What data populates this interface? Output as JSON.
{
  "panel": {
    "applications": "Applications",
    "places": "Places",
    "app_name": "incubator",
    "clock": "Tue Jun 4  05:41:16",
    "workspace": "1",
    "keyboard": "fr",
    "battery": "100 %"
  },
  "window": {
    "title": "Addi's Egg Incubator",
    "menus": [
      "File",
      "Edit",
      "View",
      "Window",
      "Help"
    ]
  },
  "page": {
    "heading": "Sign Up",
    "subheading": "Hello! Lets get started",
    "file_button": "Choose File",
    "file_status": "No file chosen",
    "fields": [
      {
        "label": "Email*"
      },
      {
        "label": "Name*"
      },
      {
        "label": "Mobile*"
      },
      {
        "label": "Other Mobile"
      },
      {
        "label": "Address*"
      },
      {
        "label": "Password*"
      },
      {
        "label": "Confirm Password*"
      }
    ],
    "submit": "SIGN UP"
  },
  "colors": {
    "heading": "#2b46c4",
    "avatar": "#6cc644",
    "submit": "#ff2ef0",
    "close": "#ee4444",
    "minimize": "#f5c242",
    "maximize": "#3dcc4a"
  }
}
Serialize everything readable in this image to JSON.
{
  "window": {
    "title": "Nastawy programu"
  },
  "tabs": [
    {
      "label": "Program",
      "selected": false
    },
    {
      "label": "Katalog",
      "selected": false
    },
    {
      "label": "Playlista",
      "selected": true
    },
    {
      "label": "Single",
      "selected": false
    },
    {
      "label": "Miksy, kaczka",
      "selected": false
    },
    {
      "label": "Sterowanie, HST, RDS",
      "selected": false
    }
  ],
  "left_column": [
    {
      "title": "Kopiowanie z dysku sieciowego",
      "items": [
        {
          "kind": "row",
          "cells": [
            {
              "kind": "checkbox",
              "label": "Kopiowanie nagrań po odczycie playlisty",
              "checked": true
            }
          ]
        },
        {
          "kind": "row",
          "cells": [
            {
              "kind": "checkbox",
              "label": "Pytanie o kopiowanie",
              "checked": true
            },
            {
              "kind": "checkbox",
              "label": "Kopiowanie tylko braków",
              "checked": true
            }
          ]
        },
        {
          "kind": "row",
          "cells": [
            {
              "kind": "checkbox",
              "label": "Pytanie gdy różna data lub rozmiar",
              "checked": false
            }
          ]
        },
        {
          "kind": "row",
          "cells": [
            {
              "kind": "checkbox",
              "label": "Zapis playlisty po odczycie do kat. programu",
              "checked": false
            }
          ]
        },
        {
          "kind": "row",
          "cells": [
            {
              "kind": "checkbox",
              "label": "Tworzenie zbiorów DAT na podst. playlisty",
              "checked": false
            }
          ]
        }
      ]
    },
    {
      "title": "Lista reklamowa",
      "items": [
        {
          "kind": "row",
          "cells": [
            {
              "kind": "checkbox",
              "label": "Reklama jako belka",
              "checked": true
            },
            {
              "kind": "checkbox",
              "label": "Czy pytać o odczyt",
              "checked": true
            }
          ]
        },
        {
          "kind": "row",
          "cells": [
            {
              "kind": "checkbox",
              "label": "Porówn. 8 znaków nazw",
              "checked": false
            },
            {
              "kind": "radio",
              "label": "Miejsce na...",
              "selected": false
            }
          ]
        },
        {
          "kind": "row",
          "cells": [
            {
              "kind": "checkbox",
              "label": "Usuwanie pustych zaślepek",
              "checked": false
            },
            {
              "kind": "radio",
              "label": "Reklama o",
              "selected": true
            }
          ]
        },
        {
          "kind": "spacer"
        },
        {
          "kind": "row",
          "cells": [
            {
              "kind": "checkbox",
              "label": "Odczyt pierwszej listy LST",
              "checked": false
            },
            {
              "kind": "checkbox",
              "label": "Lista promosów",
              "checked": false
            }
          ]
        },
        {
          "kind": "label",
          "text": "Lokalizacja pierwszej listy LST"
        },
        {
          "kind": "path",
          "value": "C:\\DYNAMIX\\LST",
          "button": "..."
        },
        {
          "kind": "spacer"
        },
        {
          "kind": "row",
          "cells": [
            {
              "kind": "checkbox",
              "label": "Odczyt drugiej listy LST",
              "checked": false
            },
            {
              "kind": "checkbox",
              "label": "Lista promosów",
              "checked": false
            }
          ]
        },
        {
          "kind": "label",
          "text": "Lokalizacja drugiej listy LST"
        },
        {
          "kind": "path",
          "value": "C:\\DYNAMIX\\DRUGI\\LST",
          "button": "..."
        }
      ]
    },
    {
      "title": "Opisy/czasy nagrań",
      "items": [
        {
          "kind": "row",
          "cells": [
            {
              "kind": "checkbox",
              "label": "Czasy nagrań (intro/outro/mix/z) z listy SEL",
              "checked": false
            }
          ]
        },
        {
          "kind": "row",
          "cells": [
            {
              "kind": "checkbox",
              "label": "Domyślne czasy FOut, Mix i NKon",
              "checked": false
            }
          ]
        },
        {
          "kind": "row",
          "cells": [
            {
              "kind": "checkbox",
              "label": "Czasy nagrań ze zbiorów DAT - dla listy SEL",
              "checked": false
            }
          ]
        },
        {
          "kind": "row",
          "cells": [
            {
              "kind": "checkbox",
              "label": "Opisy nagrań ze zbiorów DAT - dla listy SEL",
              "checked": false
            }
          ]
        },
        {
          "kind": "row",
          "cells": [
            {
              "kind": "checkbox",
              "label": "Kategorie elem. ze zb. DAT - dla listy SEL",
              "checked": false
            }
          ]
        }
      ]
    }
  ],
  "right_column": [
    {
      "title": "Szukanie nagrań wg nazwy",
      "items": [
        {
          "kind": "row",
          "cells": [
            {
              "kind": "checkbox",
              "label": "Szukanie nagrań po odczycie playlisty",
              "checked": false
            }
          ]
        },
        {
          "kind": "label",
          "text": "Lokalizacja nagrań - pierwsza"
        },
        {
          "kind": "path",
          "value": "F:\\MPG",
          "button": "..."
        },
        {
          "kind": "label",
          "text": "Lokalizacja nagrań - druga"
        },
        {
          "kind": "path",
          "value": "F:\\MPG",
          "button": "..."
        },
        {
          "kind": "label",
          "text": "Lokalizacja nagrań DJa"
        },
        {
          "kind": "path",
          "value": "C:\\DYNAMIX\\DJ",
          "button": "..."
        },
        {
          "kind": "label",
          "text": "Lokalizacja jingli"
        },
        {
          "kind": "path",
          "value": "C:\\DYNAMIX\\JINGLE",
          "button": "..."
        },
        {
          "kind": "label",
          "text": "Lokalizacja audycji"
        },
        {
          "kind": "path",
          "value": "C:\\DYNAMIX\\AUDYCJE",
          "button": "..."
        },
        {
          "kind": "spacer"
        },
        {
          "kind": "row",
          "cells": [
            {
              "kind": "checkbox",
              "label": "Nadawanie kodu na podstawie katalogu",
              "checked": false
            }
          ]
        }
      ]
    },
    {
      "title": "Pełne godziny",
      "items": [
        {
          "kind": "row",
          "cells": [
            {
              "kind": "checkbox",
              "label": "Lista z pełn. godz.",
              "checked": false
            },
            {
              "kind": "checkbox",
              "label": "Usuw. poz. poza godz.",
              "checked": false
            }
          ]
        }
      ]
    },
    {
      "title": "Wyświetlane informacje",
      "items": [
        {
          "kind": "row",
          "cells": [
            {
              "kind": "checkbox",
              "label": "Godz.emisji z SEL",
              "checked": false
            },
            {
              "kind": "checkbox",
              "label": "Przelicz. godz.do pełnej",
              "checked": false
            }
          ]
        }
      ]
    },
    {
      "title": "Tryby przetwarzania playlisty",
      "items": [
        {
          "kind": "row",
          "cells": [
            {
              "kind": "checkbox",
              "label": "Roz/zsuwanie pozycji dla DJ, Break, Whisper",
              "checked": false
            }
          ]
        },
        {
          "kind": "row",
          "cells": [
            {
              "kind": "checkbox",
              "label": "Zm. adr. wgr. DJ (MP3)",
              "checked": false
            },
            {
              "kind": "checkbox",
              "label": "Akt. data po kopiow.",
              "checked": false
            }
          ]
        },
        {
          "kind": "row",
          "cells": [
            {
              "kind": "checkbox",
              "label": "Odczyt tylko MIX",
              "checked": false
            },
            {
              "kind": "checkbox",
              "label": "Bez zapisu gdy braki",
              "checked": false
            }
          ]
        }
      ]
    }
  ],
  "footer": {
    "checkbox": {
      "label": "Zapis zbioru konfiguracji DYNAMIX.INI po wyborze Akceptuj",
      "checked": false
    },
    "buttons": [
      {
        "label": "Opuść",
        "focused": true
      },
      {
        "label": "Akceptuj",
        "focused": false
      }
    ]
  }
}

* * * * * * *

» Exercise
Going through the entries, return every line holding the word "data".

» Response to this exercise
What data populates this interface? Output as JSON.
              "label": "Pytanie gdy różna data lub rozmiar",
              "label": "Akt. data po kopiow.",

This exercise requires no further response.